Documentation:Open Case Studies/Political Science/Municipal2

From UBC Wiki
Jump to: navigation, search

Climate Change Action Plan

Municipal Group 2: Alex Plan, Gabriela Cervantes, Susan Hou, Cullen McDorman, Ananya Sengupta, Bowen Wong

Municipal Group 2: Stephanie Lawless, Puneet Heer, Michael Pratt, Mazia Syed, Ryan Lai

Introduction

We believe that the municipal government is in the best position to address climate change due to the fact that they are able to understand and are informed on the problems that contribute to environmental damage on a local level. Climate change begins at the local level as each region is unique in terms of what strategy to tackle climate change is effective.

Action Plan

Transport System: In order to tackle this issue, it would be prudent to tackle the issue in a specific case, which would be Vancouver for this scenario. The proposal is that in order to convince the public to use transit over their personal cars, it would be beneficial to change the bus system to make it more efficient. This can be done by having fewer long busses rather than multiple small busses that fill up quickly. This would be helpful because this way the public will be aware of the fact that their chances of actually getting a bus is higher, which means they would get to their destination on time using public transport over using a car and driving to the destination.

On a larger scale, it would be useful for the provincial government to provide the local government with more authority with regards to control over the transit system in Vancouver. Redistribution of power in this case would help with regards to improving the infrastructure, which would eventually have a positive impact on climate change.

Another potential way to tackle this issue is by designating neighborhoods without any CO2. This would essentially mean making all the neighborhoods only for pedestrians. This would reduce traffic congestion while also promoting a more green lifestyle.

We could also eliminate the fees for those people living under the federal poverty line.

Implications

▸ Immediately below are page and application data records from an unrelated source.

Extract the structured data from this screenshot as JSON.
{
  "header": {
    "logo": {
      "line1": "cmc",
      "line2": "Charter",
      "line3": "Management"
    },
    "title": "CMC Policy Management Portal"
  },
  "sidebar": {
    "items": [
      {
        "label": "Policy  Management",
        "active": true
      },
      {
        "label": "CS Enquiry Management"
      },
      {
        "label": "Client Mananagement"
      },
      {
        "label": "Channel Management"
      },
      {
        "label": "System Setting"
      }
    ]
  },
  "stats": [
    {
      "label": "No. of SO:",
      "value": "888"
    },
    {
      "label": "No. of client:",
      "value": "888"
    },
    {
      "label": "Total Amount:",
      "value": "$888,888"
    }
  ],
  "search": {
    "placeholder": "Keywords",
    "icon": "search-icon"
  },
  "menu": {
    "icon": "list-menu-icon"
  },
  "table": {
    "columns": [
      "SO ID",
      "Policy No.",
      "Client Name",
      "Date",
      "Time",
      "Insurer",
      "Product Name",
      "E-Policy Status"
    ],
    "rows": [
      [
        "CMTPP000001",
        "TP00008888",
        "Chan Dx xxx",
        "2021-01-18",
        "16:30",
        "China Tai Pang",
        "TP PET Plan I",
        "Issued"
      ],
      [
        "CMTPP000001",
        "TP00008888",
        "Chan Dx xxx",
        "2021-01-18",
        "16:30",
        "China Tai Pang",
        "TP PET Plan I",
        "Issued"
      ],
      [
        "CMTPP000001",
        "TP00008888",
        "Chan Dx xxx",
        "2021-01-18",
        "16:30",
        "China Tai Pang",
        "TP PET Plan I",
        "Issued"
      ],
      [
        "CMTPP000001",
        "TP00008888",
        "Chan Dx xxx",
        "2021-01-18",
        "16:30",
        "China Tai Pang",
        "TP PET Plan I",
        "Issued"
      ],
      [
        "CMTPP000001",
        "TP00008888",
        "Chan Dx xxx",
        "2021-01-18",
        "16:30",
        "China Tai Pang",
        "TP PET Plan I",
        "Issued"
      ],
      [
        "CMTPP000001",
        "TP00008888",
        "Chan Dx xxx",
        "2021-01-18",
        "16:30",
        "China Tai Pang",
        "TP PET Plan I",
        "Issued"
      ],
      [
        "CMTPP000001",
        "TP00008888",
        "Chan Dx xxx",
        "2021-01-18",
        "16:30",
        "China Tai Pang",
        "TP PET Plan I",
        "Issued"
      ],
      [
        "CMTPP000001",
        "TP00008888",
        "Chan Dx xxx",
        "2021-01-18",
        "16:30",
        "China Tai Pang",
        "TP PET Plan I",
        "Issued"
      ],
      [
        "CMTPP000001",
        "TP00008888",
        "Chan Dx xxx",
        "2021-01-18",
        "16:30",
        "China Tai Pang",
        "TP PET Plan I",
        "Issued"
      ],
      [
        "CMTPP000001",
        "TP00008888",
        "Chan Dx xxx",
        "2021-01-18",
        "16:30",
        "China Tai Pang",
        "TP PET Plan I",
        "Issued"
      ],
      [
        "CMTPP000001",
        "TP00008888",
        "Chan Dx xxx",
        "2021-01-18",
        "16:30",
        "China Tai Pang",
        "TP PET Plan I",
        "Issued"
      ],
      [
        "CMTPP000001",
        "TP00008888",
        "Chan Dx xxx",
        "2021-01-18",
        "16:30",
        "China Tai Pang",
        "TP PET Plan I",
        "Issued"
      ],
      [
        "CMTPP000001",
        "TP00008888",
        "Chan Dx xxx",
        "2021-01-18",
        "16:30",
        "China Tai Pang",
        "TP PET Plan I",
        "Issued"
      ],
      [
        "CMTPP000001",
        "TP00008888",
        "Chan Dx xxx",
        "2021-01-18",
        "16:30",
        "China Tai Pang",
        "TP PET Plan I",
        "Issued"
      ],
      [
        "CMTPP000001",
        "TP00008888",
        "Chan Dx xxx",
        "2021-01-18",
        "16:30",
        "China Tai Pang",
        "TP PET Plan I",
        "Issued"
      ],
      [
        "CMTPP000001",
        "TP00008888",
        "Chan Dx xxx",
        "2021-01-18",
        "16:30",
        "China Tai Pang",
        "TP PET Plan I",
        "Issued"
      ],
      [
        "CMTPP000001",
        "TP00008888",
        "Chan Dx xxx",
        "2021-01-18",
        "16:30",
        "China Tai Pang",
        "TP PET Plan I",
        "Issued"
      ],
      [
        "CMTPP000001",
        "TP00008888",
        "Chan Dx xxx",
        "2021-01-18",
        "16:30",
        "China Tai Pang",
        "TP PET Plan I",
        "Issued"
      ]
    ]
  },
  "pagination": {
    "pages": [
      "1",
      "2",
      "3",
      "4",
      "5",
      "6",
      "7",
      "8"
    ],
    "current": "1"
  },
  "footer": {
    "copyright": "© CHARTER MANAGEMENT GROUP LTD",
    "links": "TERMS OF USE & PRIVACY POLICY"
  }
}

There are several areas to note with regards to the implications of this plan. They are as follows:

Political

The provincial government might want to have more voting power over the municipal government because they are also contributing to their own funds to the infrastructure. Therefore, they would likely be reluctant to redistribute the duties of the transport system.

However, if implemented, the plan would be able to contribute to the Vancouver 2020 plan where the goal is to be the "greenest" city in North America.

Economic

Expanding the transportation system in this manner is expensive and would require redistribution of funds which might not be feasible. This is either because they do not have the resources to do so or they might have to reallocate their resources to implement the plan.

(Developing municipal infrastructure would also lead to economic growth - Spend less on transport)

Social

(residents still choose to drive) (increased accessibility to transport) (ease of travel)

Obstacle: what about people who drive within these neighborhoods as part of their commute?

Solution: There can be areas outside certain neighborhoods to park (think of how an airport works). You can then take shuttle buses (for example) within the neighborhood to get where they need to go.

Remaining Challenges

(Erase this text: What are some remaining challenges to your action plan? What does it fail to address? How can you mitigate shortcomings?)